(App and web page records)
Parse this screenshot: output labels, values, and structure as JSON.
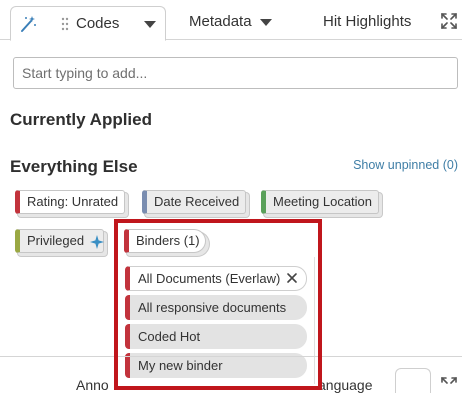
{
  "tabs": {
    "codes": "Codes",
    "metadata": "Metadata",
    "hit_highlights": "Hit Highlights"
  },
  "search": {
    "placeholder": "Start typing to add..."
  },
  "sections": {
    "currently_applied": "Currently Applied",
    "everything_else": "Everything Else",
    "show_unpinned": "Show unpinned (0)"
  },
  "chips": [
    {
      "label": "Rating: Unrated",
      "color": "#c2333c"
    },
    {
      "label": "Date Received",
      "color": "#7a8db0"
    },
    {
      "label": "Meeting Location",
      "color": "#5aa05a"
    },
    {
      "label": "Privileged",
      "color": "#9aa843"
    },
    {
      "label": "Binders (1)",
      "color": "#c2333c"
    }
  ],
  "binders": [
    {
      "label": "All Documents (Everlaw)",
      "selected": true
    },
    {
      "label": "All responsive documents",
      "selected": false
    },
    {
      "label": "Coded Hot",
      "selected": false
    },
    {
      "label": "My new binder",
      "selected": false
    }
  ],
  "bottom": {
    "left_text": "Anno",
    "right_text": "anguage"
  },
  "colors": {
    "highlight": "#c0161c",
    "link": "#3f7ea6",
    "sparkle": "#3a8fc4"
  }
}
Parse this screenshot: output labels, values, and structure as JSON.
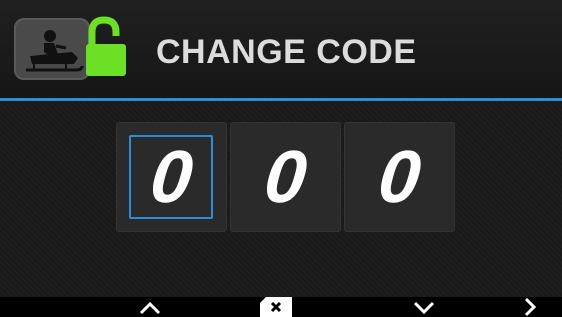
{
  "header": {
    "title": "CHANGE CODE",
    "icons": [
      "snowmobile-icon",
      "unlocked-padlock-icon"
    ],
    "lock_color": "#6ce024",
    "accent_line_color": "#2a8fd8"
  },
  "code": {
    "digits": [
      "0",
      "0",
      "0"
    ],
    "selected_index": 0,
    "selection_color": "#2a8fd8"
  },
  "nav": {
    "buttons": [
      "up-chevron-icon",
      "backspace-icon",
      "down-chevron-icon",
      "right-chevron-icon"
    ]
  }
}
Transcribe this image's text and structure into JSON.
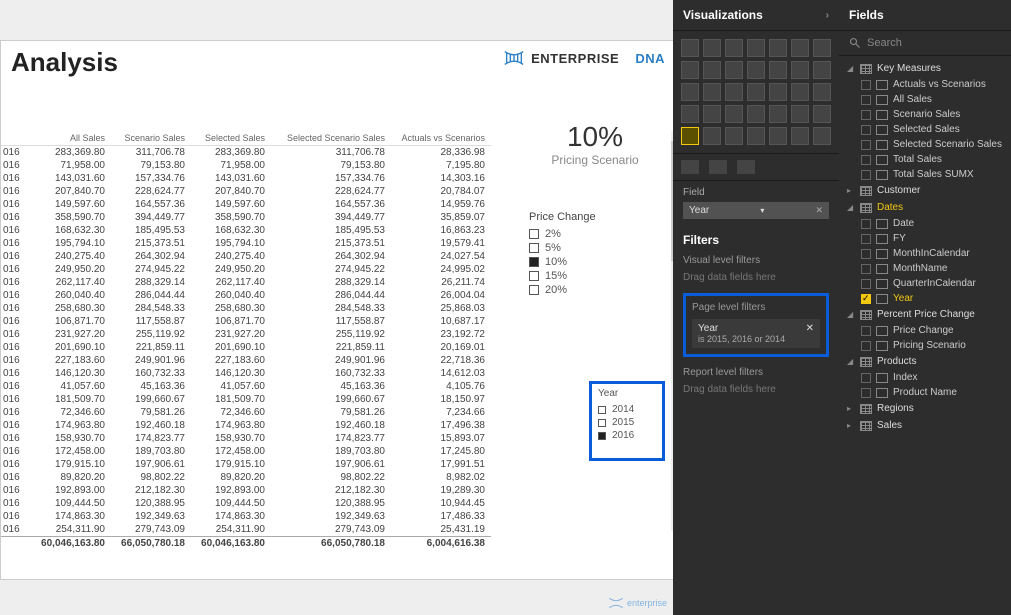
{
  "report": {
    "title": "Analysis",
    "logo_main": "ENTERPRISE",
    "logo_accent": "DNA"
  },
  "chart_data": {
    "type": "table",
    "columns": [
      "",
      "All Sales",
      "Scenario Sales",
      "Selected Sales",
      "Selected Scenario Sales",
      "Actuals vs Scenarios"
    ],
    "rows": [
      [
        "016",
        "283,369.80",
        "311,706.78",
        "283,369.80",
        "311,706.78",
        "28,336.98"
      ],
      [
        "016",
        "71,958.00",
        "79,153.80",
        "71,958.00",
        "79,153.80",
        "7,195.80"
      ],
      [
        "016",
        "143,031.60",
        "157,334.76",
        "143,031.60",
        "157,334.76",
        "14,303.16"
      ],
      [
        "016",
        "207,840.70",
        "228,624.77",
        "207,840.70",
        "228,624.77",
        "20,784.07"
      ],
      [
        "016",
        "149,597.60",
        "164,557.36",
        "149,597.60",
        "164,557.36",
        "14,959.76"
      ],
      [
        "016",
        "358,590.70",
        "394,449.77",
        "358,590.70",
        "394,449.77",
        "35,859.07"
      ],
      [
        "016",
        "168,632.30",
        "185,495.53",
        "168,632.30",
        "185,495.53",
        "16,863.23"
      ],
      [
        "016",
        "195,794.10",
        "215,373.51",
        "195,794.10",
        "215,373.51",
        "19,579.41"
      ],
      [
        "016",
        "240,275.40",
        "264,302.94",
        "240,275.40",
        "264,302.94",
        "24,027.54"
      ],
      [
        "016",
        "249,950.20",
        "274,945.22",
        "249,950.20",
        "274,945.22",
        "24,995.02"
      ],
      [
        "016",
        "262,117.40",
        "288,329.14",
        "262,117.40",
        "288,329.14",
        "26,211.74"
      ],
      [
        "016",
        "260,040.40",
        "286,044.44",
        "260,040.40",
        "286,044.44",
        "26,004.04"
      ],
      [
        "016",
        "258,680.30",
        "284,548.33",
        "258,680.30",
        "284,548.33",
        "25,868.03"
      ],
      [
        "016",
        "106,871.70",
        "117,558.87",
        "106,871.70",
        "117,558.87",
        "10,687.17"
      ],
      [
        "016",
        "231,927.20",
        "255,119.92",
        "231,927.20",
        "255,119.92",
        "23,192.72"
      ],
      [
        "016",
        "201,690.10",
        "221,859.11",
        "201,690.10",
        "221,859.11",
        "20,169.01"
      ],
      [
        "016",
        "227,183.60",
        "249,901.96",
        "227,183.60",
        "249,901.96",
        "22,718.36"
      ],
      [
        "016",
        "146,120.30",
        "160,732.33",
        "146,120.30",
        "160,732.33",
        "14,612.03"
      ],
      [
        "016",
        "41,057.60",
        "45,163.36",
        "41,057.60",
        "45,163.36",
        "4,105.76"
      ],
      [
        "016",
        "181,509.70",
        "199,660.67",
        "181,509.70",
        "199,660.67",
        "18,150.97"
      ],
      [
        "016",
        "72,346.60",
        "79,581.26",
        "72,346.60",
        "79,581.26",
        "7,234.66"
      ],
      [
        "016",
        "174,963.80",
        "192,460.18",
        "174,963.80",
        "192,460.18",
        "17,496.38"
      ],
      [
        "016",
        "158,930.70",
        "174,823.77",
        "158,930.70",
        "174,823.77",
        "15,893.07"
      ],
      [
        "016",
        "172,458.00",
        "189,703.80",
        "172,458.00",
        "189,703.80",
        "17,245.80"
      ],
      [
        "016",
        "179,915.10",
        "197,906.61",
        "179,915.10",
        "197,906.61",
        "17,991.51"
      ],
      [
        "016",
        "89,820.20",
        "98,802.22",
        "89,820.20",
        "98,802.22",
        "8,982.02"
      ],
      [
        "016",
        "192,893.00",
        "212,182.30",
        "192,893.00",
        "212,182.30",
        "19,289.30"
      ],
      [
        "016",
        "109,444.50",
        "120,388.95",
        "109,444.50",
        "120,388.95",
        "10,944.45"
      ],
      [
        "016",
        "174,863.30",
        "192,349.63",
        "174,863.30",
        "192,349.63",
        "17,486.33"
      ],
      [
        "016",
        "254,311.90",
        "279,743.09",
        "254,311.90",
        "279,743.09",
        "25,431.19"
      ]
    ],
    "totals": [
      "",
      "60,046,163.80",
      "66,050,780.18",
      "60,046,163.80",
      "66,050,780.18",
      "6,004,616.38"
    ]
  },
  "scenario": {
    "value": "10%",
    "label": "Pricing Scenario"
  },
  "price_change": {
    "title": "Price Change",
    "options": [
      {
        "label": "2%",
        "checked": false
      },
      {
        "label": "5%",
        "checked": false
      },
      {
        "label": "10%",
        "checked": true
      },
      {
        "label": "15%",
        "checked": false
      },
      {
        "label": "20%",
        "checked": false
      }
    ]
  },
  "slicer": {
    "title": "Year",
    "options": [
      {
        "label": "2014",
        "checked": false
      },
      {
        "label": "2015",
        "checked": false
      },
      {
        "label": "2016",
        "checked": true
      }
    ]
  },
  "viz_panel": {
    "title": "Visualizations",
    "field_label": "Field",
    "field_value": "Year",
    "filters_title": "Filters",
    "visual_filters_label": "Visual level filters",
    "drag_hint": "Drag data fields here",
    "page_filters_label": "Page level filters",
    "page_filter_name": "Year",
    "page_filter_desc": "is 2015, 2016 or 2014",
    "report_filters_label": "Report level filters"
  },
  "fields_panel": {
    "title": "Fields",
    "search_placeholder": "Search",
    "tables": [
      {
        "name": "Key Measures",
        "expanded": true,
        "highlight": false,
        "items": [
          {
            "name": "Actuals vs Scenarios",
            "checked": false
          },
          {
            "name": "All Sales",
            "checked": false
          },
          {
            "name": "Scenario Sales",
            "checked": false
          },
          {
            "name": "Selected Sales",
            "checked": false
          },
          {
            "name": "Selected Scenario Sales",
            "checked": false
          },
          {
            "name": "Total Sales",
            "checked": false
          },
          {
            "name": "Total Sales SUMX",
            "checked": false
          }
        ]
      },
      {
        "name": "Customer",
        "expanded": false,
        "highlight": false,
        "items": []
      },
      {
        "name": "Dates",
        "expanded": true,
        "highlight": true,
        "items": [
          {
            "name": "Date",
            "checked": false
          },
          {
            "name": "FY",
            "checked": false
          },
          {
            "name": "MonthInCalendar",
            "checked": false
          },
          {
            "name": "MonthName",
            "checked": false
          },
          {
            "name": "QuarterInCalendar",
            "checked": false
          },
          {
            "name": "Year",
            "checked": true,
            "highlight": true
          }
        ]
      },
      {
        "name": "Percent Price Change",
        "expanded": true,
        "highlight": false,
        "items": [
          {
            "name": "Price Change",
            "checked": false
          },
          {
            "name": "Pricing Scenario",
            "checked": false
          }
        ]
      },
      {
        "name": "Products",
        "expanded": true,
        "highlight": false,
        "items": [
          {
            "name": "Index",
            "checked": false
          },
          {
            "name": "Product Name",
            "checked": false
          }
        ]
      },
      {
        "name": "Regions",
        "expanded": false,
        "highlight": false,
        "items": []
      },
      {
        "name": "Sales",
        "expanded": false,
        "highlight": false,
        "items": []
      }
    ]
  },
  "watermark": "enterprise"
}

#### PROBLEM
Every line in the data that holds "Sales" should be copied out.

#### EXPECTED ANSWER
      "All Sales",
      "Scenario Sales",
      "Selected Sales",
      "Selected Scenario Sales",
            "name": "All Sales",
            "name": "Scenario Sales",
            "name": "Selected Sales",
            "name": "Selected Scenario Sales",
            "name": "Total Sales",
            "name": "Total Sales SUMX",
        "name": "Sales",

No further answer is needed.